WORK REQUEST: Please repeat the data in full, character for character.

RECORDS FOR THIS TASK:
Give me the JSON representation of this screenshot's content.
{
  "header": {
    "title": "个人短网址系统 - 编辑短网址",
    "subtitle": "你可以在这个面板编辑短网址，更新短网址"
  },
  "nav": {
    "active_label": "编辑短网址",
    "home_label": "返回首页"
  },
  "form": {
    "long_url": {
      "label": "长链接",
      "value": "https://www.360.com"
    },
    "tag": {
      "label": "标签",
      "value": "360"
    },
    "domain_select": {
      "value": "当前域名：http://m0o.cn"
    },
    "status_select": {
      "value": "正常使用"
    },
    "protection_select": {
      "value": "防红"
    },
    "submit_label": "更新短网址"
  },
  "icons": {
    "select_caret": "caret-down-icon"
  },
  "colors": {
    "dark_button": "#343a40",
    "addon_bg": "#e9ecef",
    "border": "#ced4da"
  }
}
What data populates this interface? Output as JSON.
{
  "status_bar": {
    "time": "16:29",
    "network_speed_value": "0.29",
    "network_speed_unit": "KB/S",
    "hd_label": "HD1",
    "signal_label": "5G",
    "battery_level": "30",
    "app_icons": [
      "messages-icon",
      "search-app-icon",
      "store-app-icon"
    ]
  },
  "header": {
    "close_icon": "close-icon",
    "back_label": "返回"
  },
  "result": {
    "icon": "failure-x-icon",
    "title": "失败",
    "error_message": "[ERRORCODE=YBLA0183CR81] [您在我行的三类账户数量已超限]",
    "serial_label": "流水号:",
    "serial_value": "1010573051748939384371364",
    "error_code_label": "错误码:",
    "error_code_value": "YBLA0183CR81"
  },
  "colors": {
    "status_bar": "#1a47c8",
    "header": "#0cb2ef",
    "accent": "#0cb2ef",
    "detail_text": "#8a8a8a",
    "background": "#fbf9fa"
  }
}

REPLY TO THE EXERCISE:
Give me the JSON representation of this screenshot's content.
{
  "header": {
    "title": "个人短网址系统 - 编辑短网址",
    "subtitle": "你可以在这个面板编辑短网址，更新短网址"
  },
  "nav": {
    "active_label": "编辑短网址",
    "home_label": "返回首页"
  },
  "form": {
    "long_url": {
      "label": "长链接",
      "value": "https://www.360.com"
    },
    "tag": {
      "label": "标签",
      "value": "360"
    },
    "domain_select": {
      "value": "当前域名：http://m0o.cn"
    },
    "status_select": {
      "value": "正常使用"
    },
    "protection_select": {
      "value": "防红"
    },
    "submit_label": "更新短网址"
  },
  "icons": {
    "select_caret": "caret-down-icon"
  },
  "colors": {
    "dark_button": "#343a40",
    "addon_bg": "#e9ecef",
    "border": "#ced4da"
  }
}
What data populates this interface? Output as JSON.
{
  "status_bar": {
    "time": "16:29",
    "network_speed_value": "0.29",
    "network_speed_unit": "KB/S",
    "hd_label": "HD1",
    "signal_label": "5G",
    "battery_level": "30",
    "app_icons": [
      "messages-icon",
      "search-app-icon",
      "store-app-icon"
    ]
  },
  "header": {
    "close_icon": "close-icon",
    "back_label": "返回"
  },
  "result": {
    "icon": "failure-x-icon",
    "title": "失败",
    "error_message": "[ERRORCODE=YBLA0183CR81] [您在我行的三类账户数量已超限]",
    "serial_label": "流水号:",
    "serial_value": "1010573051748939384371364",
    "error_code_label": "错误码:",
    "error_code_value": "YBLA0183CR81"
  },
  "colors": {
    "status_bar": "#1a47c8",
    "header": "#0cb2ef",
    "accent": "#0cb2ef",
    "detail_text": "#8a8a8a",
    "background": "#fbf9fa"
  }
}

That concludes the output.